**Exercise**: Omitting all images, set down every line below exactly as it appears.
━━ Input material
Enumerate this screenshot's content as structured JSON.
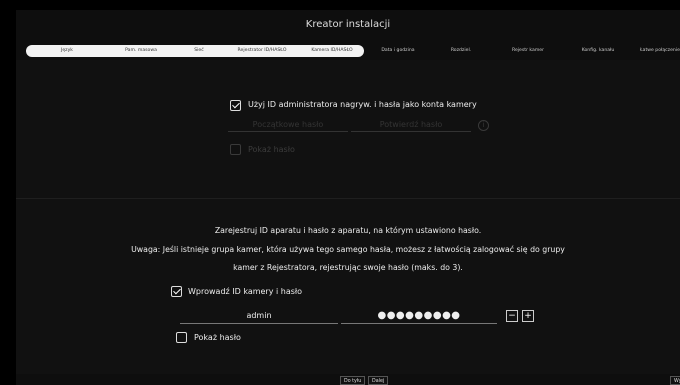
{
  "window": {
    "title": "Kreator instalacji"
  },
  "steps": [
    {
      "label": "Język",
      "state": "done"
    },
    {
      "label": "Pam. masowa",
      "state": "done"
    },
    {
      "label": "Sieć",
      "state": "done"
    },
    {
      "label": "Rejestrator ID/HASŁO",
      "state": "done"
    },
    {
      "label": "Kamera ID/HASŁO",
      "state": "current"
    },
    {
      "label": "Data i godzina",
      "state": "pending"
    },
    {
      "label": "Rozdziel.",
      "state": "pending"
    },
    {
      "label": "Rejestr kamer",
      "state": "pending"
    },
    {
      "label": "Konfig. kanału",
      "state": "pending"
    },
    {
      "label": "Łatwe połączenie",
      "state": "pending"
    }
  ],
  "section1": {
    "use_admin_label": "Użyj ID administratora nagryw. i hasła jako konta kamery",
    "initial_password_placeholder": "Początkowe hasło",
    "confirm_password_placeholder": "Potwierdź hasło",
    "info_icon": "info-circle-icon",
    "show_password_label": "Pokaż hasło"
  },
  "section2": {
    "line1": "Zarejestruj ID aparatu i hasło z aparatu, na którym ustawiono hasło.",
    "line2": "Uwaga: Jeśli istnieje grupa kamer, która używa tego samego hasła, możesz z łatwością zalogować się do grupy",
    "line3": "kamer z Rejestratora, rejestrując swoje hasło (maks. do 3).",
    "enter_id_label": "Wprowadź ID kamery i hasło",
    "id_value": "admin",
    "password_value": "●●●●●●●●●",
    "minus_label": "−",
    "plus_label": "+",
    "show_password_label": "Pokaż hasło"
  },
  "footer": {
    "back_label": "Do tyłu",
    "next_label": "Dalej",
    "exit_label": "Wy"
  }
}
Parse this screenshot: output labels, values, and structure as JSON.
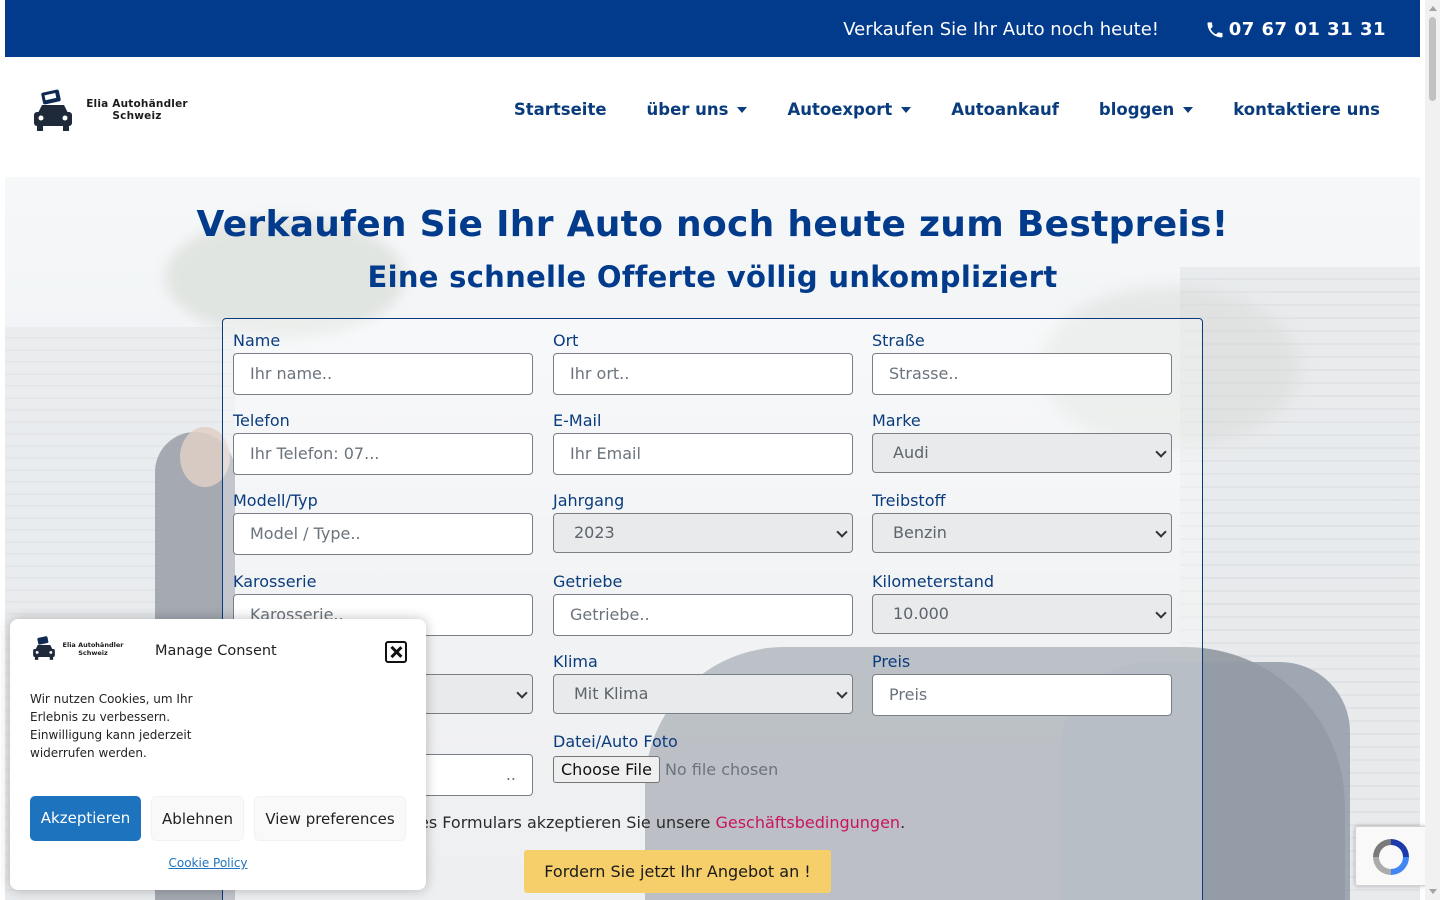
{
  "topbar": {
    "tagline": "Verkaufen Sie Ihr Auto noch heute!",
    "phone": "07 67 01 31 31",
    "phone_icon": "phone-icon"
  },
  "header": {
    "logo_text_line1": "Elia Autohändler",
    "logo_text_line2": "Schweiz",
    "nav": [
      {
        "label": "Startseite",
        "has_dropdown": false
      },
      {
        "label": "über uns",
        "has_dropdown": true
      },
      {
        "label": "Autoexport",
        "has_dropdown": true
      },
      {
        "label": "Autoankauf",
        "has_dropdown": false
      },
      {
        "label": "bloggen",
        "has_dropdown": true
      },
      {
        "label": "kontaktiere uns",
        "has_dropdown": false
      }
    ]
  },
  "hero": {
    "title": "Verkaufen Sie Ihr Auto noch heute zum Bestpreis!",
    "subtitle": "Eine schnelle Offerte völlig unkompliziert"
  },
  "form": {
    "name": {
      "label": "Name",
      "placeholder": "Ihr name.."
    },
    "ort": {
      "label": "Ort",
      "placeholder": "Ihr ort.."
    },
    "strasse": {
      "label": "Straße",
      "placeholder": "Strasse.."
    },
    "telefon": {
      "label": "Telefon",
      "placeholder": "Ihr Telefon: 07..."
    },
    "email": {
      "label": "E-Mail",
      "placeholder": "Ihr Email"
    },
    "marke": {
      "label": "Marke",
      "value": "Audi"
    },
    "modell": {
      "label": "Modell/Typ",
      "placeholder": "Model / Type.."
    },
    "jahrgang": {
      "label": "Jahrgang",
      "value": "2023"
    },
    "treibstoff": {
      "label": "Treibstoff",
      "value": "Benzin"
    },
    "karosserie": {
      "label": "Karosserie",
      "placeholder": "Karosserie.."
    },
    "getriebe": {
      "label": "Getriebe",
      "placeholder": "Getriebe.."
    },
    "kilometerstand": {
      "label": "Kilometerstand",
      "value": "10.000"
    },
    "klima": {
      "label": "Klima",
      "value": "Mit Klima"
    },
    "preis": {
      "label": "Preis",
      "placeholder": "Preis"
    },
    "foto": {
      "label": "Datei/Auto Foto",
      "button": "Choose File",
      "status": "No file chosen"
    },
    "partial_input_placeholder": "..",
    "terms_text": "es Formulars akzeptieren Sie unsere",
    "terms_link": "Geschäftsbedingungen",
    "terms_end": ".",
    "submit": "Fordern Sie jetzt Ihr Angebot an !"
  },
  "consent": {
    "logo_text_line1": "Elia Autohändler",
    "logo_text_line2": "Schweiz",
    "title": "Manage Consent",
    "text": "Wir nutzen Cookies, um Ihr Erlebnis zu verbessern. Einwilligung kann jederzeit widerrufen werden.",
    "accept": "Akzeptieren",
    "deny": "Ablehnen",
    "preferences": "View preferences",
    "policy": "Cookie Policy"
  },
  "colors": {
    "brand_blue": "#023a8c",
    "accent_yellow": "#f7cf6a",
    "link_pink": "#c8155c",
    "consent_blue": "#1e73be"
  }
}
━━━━
**Response to the task**:
Enumerate this screenshot's content as structured JSON.
{
  "window": {
    "title": "Kreator instalacji"
  },
  "steps": [
    {
      "label": "Język",
      "state": "done"
    },
    {
      "label": "Pam. masowa",
      "state": "done"
    },
    {
      "label": "Sieć",
      "state": "done"
    },
    {
      "label": "Rejestrator ID/HASŁO",
      "state": "done"
    },
    {
      "label": "Kamera ID/HASŁO",
      "state": "current"
    },
    {
      "label": "Data i godzina",
      "state": "pending"
    },
    {
      "label": "Rozdziel.",
      "state": "pending"
    },
    {
      "label": "Rejestr kamer",
      "state": "pending"
    },
    {
      "label": "Konfig. kanału",
      "state": "pending"
    },
    {
      "label": "Łatwe połączenie",
      "state": "pending"
    }
  ],
  "section1": {
    "use_admin_label": "Użyj ID administratora nagryw. i hasła jako konta kamery",
    "initial_password_placeholder": "Początkowe hasło",
    "confirm_password_placeholder": "Potwierdź hasło",
    "info_icon": "info-circle-icon",
    "show_password_label": "Pokaż hasło"
  },
  "section2": {
    "line1": "Zarejestruj ID aparatu i hasło z aparatu, na którym ustawiono hasło.",
    "line2": "Uwaga: Jeśli istnieje grupa kamer, która używa tego samego hasła, możesz z łatwością zalogować się do grupy",
    "line3": "kamer z Rejestratora, rejestrując swoje hasło (maks. do 3).",
    "enter_id_label": "Wprowadź ID kamery i hasło",
    "id_value": "admin",
    "password_value": "●●●●●●●●●",
    "minus_label": "−",
    "plus_label": "+",
    "show_password_label": "Pokaż hasło"
  },
  "footer": {
    "back_label": "Do tyłu",
    "next_label": "Dalej",
    "exit_label": "Wy"
  }
}
Parse this screenshot: output labels, values, and structure as JSON.
{
  "topbar": {
    "tagline": "Verkaufen Sie Ihr Auto noch heute!",
    "phone": "07 67 01 31 31",
    "phone_icon": "phone-icon"
  },
  "header": {
    "logo_text_line1": "Elia Autohändler",
    "logo_text_line2": "Schweiz",
    "nav": [
      {
        "label": "Startseite",
        "has_dropdown": false
      },
      {
        "label": "über uns",
        "has_dropdown": true
      },
      {
        "label": "Autoexport",
        "has_dropdown": true
      },
      {
        "label": "Autoankauf",
        "has_dropdown": false
      },
      {
        "label": "bloggen",
        "has_dropdown": true
      },
      {
        "label": "kontaktiere uns",
        "has_dropdown": false
      }
    ]
  },
  "hero": {
    "title": "Verkaufen Sie Ihr Auto noch heute zum Bestpreis!",
    "subtitle": "Eine schnelle Offerte völlig unkompliziert"
  },
  "form": {
    "name": {
      "label": "Name",
      "placeholder": "Ihr name.."
    },
    "ort": {
      "label": "Ort",
      "placeholder": "Ihr ort.."
    },
    "strasse": {
      "label": "Straße",
      "placeholder": "Strasse.."
    },
    "telefon": {
      "label": "Telefon",
      "placeholder": "Ihr Telefon: 07..."
    },
    "email": {
      "label": "E-Mail",
      "placeholder": "Ihr Email"
    },
    "marke": {
      "label": "Marke",
      "value": "Audi"
    },
    "modell": {
      "label": "Modell/Typ",
      "placeholder": "Model / Type.."
    },
    "jahrgang": {
      "label": "Jahrgang",
      "value": "2023"
    },
    "treibstoff": {
      "label": "Treibstoff",
      "value": "Benzin"
    },
    "karosserie": {
      "label": "Karosserie",
      "placeholder": "Karosserie.."
    },
    "getriebe": {
      "label": "Getriebe",
      "placeholder": "Getriebe.."
    },
    "kilometerstand": {
      "label": "Kilometerstand",
      "value": "10.000"
    },
    "klima": {
      "label": "Klima",
      "value": "Mit Klima"
    },
    "preis": {
      "label": "Preis",
      "placeholder": "Preis"
    },
    "foto": {
      "label": "Datei/Auto Foto",
      "button": "Choose File",
      "status": "No file chosen"
    },
    "partial_input_placeholder": "..",
    "terms_text": "es Formulars akzeptieren Sie unsere",
    "terms_link": "Geschäftsbedingungen",
    "terms_end": ".",
    "submit": "Fordern Sie jetzt Ihr Angebot an !"
  },
  "consent": {
    "logo_text_line1": "Elia Autohändler",
    "logo_text_line2": "Schweiz",
    "title": "Manage Consent",
    "text": "Wir nutzen Cookies, um Ihr Erlebnis zu verbessern. Einwilligung kann jederzeit widerrufen werden.",
    "accept": "Akzeptieren",
    "deny": "Ablehnen",
    "preferences": "View preferences",
    "policy": "Cookie Policy"
  },
  "colors": {
    "brand_blue": "#023a8c",
    "accent_yellow": "#f7cf6a",
    "link_pink": "#c8155c",
    "consent_blue": "#1e73be"
  }
}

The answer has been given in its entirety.